The airport security theater of the Transportation Security Administration (TSA) is expensive, irritating, soul-destroying and largely useless, yet it has persisted for 20 years and by all appearances will join death and taxes as an eternal fixture of reality. Speaking of taxes, the massive surge of military spending coupled with Bush’s first-term tax cuts turned the budget surpluses of the late Clinton years into permanent deficits. Soon America will be so indebted that it will no longer have the freedom to spend its way out of a crisis. Money that might have eased the pain of deindustrialization or mitigated growing inequality was instead wasted in hopeless conflicts on the other side of the world.
Worst of all, America’s freedoms, and the basic pleasantness of daily life, have been corroded by a cult of safetyism and paranoia. The government still spies on citizens in ways once considered unthinkable, though now it is joined by private companies as well. The attempt to curb domestic ‘extremism’ means that piddling groups of wild-eyed eccentrics are treated as more serious than real foreign threats. The endless cycle of mask mandates, school closures and lockdowns that still govern America’s COVID response is linked to the belief formed 20 years ago that through the right combo of vigilance and bureaucracy, the government could banish the fear of death forever.

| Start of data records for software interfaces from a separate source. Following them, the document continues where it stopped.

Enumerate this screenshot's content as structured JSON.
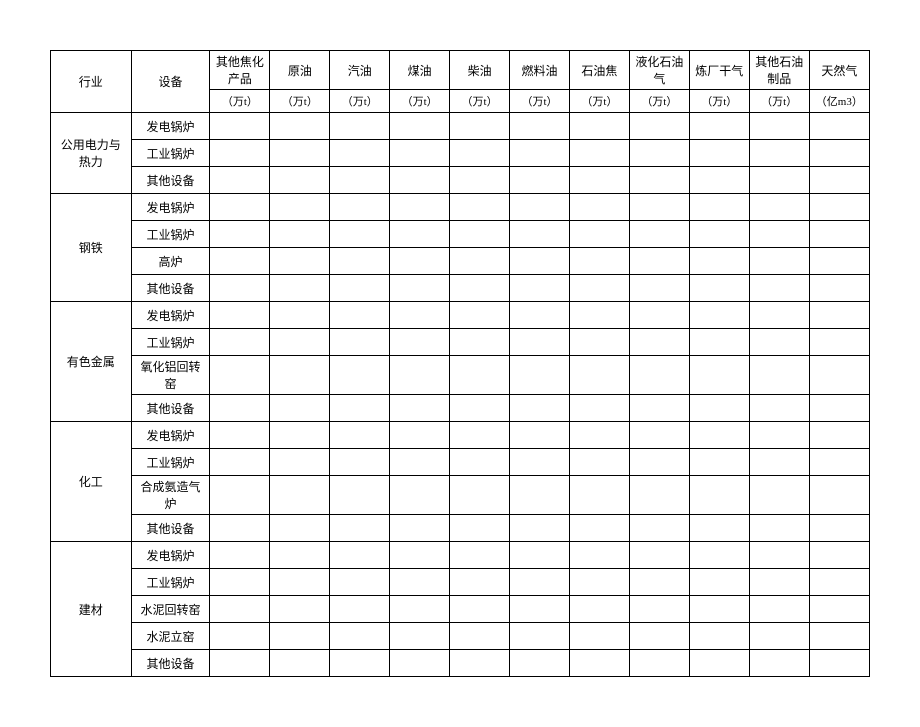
{
  "headers": {
    "industry": "行业",
    "equipment": "设备",
    "cols": [
      "其他焦化产品",
      "原油",
      "汽油",
      "煤油",
      "柴油",
      "燃料油",
      "石油焦",
      "液化石油气",
      "炼厂干气",
      "其他石油制品",
      "天然气"
    ],
    "units": [
      "（万t）",
      "（万t）",
      "（万t）",
      "（万t）",
      "（万t）",
      "（万t）",
      "（万t）",
      "（万t）",
      "（万t）",
      "（万t）",
      "（亿m3）"
    ]
  },
  "industries": [
    {
      "name": "公用电力与热力",
      "equipment": [
        "发电锅炉",
        "工业锅炉",
        "其他设备"
      ]
    },
    {
      "name": "钢铁",
      "equipment": [
        "发电锅炉",
        "工业锅炉",
        "高炉",
        "其他设备"
      ]
    },
    {
      "name": "有色金属",
      "equipment": [
        "发电锅炉",
        "工业锅炉",
        "氧化铝回转窑",
        "其他设备"
      ]
    },
    {
      "name": "化工",
      "equipment": [
        "发电锅炉",
        "工业锅炉",
        "合成氨造气炉",
        "其他设备"
      ]
    },
    {
      "name": "建材",
      "equipment": [
        "发电锅炉",
        "工业锅炉",
        "水泥回转窑",
        "水泥立窑",
        "其他设备"
      ]
    }
  ]
}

America’s absolute and relative decline is so sharp and so obvious that, 20 years on, the aftermath of 9/11 sparks a peculiar nostalgia from many Americans. Simple moments such as George W. Bush throwing out a baseball pitch have become embedded in popular memory. 9/11 marked America’s last great spout of patriotic fervor. It was the last time the country was truly united in its response to anything. The America of September 12, 2001 was prepared to do anything, sacrifice anything, for the good of the country. In return, it got some failed wars, a lot of debt and the TSA.

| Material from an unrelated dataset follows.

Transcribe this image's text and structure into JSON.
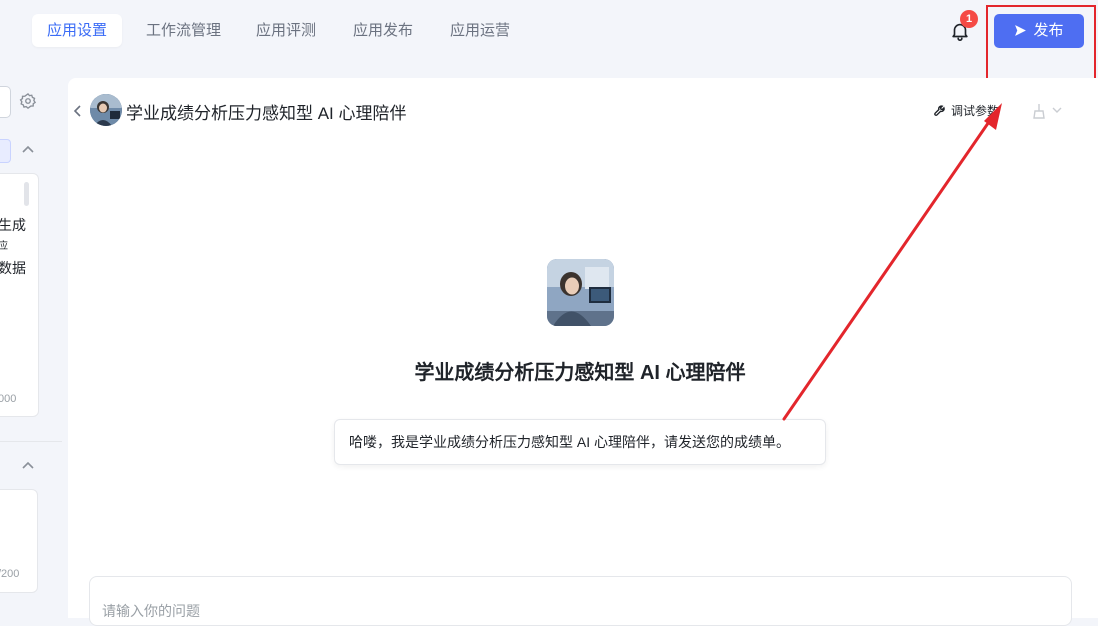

All is not lost. If America’s confidence has diminished, so too has some of its hubris. The appetite for nation-building has gone. China is now a rising superpower, and rising power means growing assertiveness. Faced with a true global rival, America’s leaders may not blunder so thoughtlessly. And with another hegemon’s demands to worry about, countries that once chafed at American power may once again see the United States as a force for good. The failed war on terror battered the American spirit. It will take at least 20 years of restrained and intelligent foreign policy to restore it.
This article was originally published in The Spectator’s September 2021 World edition.